School only started a few weeks ago, but the members of the Colburn School Conservatory’s flagship ensemble, The Colburn Orchestra, held their first concert of the year this past Saturday night. Yehuda Gilad, music director and wold-renowned clarinet pedagogue, led the first in a five concert series at the famed Ambassador Auditorium in Pasadena. Thanks to the offer of free tickets combined with a publicity campaign rare for a student orchestra, the house was full. Attendees that you’d expect to see at a classical music concert were joined by others that were atypical: families with multiple small children, 18-year-old-ish young ladies in remarkably tiny dresses (Mark Swed would have had an absolute coronary). No riots ensued — all were enthusiastic, but well behaved.
From my seat in Row L of the orchestra section, the venue’s legendary acoustics highlighted all that was best with the orchestra. There were times when you forgot you were listening to a student orchestra, with the impressive string section maintaining a unified, athletic tone throughout the evening. On the other hand, there were moments when the Ambassador’s acoustics gave the orchestra nowhere to hide, providing challenges with regards to blend within sections and balances between them — one example: the percussion was either overbearing or thin, with very little in between. It’s likely things will improve in future concerts as the players become more accustomed to their surroundings.
Modest Mussorgsky’s Pictures at an Exhibition (in the ubiquitous Ravel orchestration) provided the ideal showcase for the evening. Maestro Gilad led a mostly middle-of-the-road interpretation that pleasingly avoided excesses of any kind, though his choice to take full pauses in between the individual sections sometimes led to losses in momentum. That said, he took time to emphasize some interesting texture here and a rhythmic tug there to give the work some personality and avoid it sounding generic; his choices with “Tuileries” were particularly effective in adding an extra bit of air and whimsy to the movement. When he gave individual sections an opportunity to shine, they didn’t let him down.
Notable individual contributions were many. Trumpeter Joseph Brown gave the opening “Promenade” verve and nobility, then later played the muted piccolo trumpet solo in “Samuel Goldenberg and Schmuyle” with incisive flair.
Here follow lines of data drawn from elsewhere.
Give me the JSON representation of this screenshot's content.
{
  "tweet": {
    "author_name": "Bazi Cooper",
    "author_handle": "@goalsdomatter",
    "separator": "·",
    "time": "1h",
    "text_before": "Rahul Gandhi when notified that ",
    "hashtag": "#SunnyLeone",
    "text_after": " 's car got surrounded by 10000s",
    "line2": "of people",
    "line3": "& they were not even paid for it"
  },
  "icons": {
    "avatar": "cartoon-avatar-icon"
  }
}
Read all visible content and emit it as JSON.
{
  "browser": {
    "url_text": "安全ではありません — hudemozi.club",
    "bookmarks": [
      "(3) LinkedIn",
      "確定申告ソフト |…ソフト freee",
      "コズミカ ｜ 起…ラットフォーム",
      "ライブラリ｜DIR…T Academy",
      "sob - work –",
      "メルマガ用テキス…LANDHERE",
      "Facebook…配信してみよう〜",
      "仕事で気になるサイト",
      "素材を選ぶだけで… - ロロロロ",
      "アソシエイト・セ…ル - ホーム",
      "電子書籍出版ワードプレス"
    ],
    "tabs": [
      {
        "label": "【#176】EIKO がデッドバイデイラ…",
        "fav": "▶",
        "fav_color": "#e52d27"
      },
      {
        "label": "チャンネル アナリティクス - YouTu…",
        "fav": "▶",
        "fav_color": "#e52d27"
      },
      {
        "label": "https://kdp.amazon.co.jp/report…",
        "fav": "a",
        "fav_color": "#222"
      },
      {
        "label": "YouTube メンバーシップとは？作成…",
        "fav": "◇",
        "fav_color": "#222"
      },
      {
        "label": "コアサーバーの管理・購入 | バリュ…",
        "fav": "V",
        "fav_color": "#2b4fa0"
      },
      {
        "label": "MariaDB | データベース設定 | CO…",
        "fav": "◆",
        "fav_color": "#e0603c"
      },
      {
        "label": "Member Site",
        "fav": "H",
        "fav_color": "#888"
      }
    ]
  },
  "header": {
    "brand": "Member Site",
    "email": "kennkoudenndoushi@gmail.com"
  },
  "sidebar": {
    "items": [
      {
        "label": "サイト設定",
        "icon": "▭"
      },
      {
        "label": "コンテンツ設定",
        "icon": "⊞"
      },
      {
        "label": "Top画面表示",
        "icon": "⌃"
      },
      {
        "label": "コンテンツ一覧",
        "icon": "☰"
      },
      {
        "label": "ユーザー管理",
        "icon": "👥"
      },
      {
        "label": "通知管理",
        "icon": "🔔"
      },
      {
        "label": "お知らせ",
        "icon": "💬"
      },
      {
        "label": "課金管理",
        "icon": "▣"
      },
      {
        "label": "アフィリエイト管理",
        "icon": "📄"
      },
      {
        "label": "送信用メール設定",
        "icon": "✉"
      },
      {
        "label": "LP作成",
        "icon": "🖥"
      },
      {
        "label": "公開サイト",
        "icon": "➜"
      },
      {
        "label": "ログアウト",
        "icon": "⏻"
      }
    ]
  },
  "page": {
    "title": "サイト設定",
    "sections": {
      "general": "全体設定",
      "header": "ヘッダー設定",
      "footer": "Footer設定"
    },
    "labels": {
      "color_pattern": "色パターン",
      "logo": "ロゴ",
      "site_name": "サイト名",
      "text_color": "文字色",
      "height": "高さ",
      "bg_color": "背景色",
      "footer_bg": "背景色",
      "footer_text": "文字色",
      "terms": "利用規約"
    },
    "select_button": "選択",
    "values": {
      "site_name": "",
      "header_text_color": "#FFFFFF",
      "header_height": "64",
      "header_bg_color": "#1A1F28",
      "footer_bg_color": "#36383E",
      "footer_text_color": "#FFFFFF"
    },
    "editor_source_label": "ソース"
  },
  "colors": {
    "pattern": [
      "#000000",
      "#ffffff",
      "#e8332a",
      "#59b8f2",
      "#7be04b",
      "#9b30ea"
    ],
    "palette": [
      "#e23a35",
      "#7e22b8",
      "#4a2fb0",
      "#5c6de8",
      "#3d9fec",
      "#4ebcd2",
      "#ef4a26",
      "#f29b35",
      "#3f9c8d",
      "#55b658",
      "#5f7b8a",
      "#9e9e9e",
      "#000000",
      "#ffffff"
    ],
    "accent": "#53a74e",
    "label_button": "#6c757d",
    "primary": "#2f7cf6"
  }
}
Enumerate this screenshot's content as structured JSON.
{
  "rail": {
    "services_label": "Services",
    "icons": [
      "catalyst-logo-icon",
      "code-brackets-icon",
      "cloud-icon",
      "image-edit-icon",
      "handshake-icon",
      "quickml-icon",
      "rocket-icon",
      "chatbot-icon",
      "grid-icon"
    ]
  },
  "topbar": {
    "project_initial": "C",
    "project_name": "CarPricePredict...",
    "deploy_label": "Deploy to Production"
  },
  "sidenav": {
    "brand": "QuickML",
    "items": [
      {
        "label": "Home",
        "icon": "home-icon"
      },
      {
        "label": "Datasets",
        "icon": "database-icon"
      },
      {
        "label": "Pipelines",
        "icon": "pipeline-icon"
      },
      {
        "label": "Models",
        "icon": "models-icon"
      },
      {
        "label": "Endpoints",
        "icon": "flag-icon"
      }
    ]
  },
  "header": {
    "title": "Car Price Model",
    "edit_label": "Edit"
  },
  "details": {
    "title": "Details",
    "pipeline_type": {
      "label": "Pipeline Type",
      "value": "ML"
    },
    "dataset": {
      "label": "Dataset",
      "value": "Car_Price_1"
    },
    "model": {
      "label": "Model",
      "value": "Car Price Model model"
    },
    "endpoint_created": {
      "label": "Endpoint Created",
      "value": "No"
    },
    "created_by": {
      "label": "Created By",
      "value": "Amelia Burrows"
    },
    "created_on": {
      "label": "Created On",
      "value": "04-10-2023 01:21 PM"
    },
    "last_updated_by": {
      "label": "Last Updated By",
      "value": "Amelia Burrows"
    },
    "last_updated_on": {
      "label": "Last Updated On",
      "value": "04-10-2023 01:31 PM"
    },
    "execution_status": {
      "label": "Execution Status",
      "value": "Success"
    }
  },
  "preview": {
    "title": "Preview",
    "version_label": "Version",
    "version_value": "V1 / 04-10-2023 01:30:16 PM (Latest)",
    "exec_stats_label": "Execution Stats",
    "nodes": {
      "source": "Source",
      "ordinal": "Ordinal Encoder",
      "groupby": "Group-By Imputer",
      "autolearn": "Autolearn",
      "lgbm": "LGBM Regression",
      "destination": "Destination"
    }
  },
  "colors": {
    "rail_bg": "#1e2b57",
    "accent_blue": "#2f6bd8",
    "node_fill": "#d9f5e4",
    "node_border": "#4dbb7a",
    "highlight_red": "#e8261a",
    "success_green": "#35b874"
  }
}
The dialogue between the hauntingly plangent saxophone of Christopher Bartz (on loan from USC’s Thornton School of Music) and Andrew Brady’s beautifully nuanced bassoon during “Il vecchio castello,” with support by the rest of the woodwinds and strings, was easily my favorite part of the evening. Spencer Brown played the tuba solo in “Bydlo.” The entire woodwind section shined during “The Ballet of Unhatched Chicks,” led by Franceso Camuglia (Principal Flute), Titus Underwood (Principal Oboe), Sang Yoon Kim (Principal Clarinet), and Mr. Brady.
Earlier, the lone violin concerto of Antonin Dvořák served as the evening’s centerpiece, with solo duties gamely dispatched by Francesca dePasquale, a senior in Colburn’s Bachelor of Music program and scion of the prominent Philadelphia musical family. Full disclosure: I’ve never been a fan of the Dvořák concerto; there’s nothing particularly bad about it, just nothing compelling about it either. Regardless, Ms. dePasquale deserves praise for a fine performance. While she seemed to be able to navigate the thornier passages without trouble, she was at her best during the second movement Adagio, playing with tenderness and suavity without ever allowing it to sound like mush. When she completed the hum-along finale, the vast majority of the audience rewarded her efforts with a standing ovation. It will be interesting to see where her career takes her.
- WARDROBE WATCH: For the record, Ms. dePasquale looked quite lovely, her sleeveless floor-length tiered ecru dress with black sash fashionably highlighting her statuesque frame. Even prudish Los Angeles Times music critics should have no problems giving her outfit a G-rating (unless perhaps he thought the skin exposed by her bare arms were a bit too much) .
The concert began with Berlioz’s Roman Carnival Overture. The orchestra gave a rousing performance, and when it was done, Mr. Gilad asked English Horn soloist John Winstead to acknowledge the audience’s applause — and soon after, asked the entire viola section to do the same.
Overall, it was a very enjoyable evening for which the Colburn School, Mr. Gilad, and the orchestra should be proud. Was everything perfectly played? No. There is certainly room for improvement. But despite the occasional misstep, the orchestra invested their playing with musicality and energy, Mr. Gilad never settling for just mechanical perfection even when his musicians were able to clear all the technical hurdles placed in front of them. It will be interesting to see how the orchestra grows and develops over the course of the year.
Colburn Orchestra September 24, 2011
Yehuda Gilad, music director and conductor
Francesca dePaquale, violin
Berlioz: Roman Carnival Overture
Dvorak: Violin Concerto
Mussorgsky: Pictures at an Exhibition (orch. Ravel)
- The Colburn Orchestra: The Colburn School
- Francesca dePasquale: courtesy of Francesca dePasquale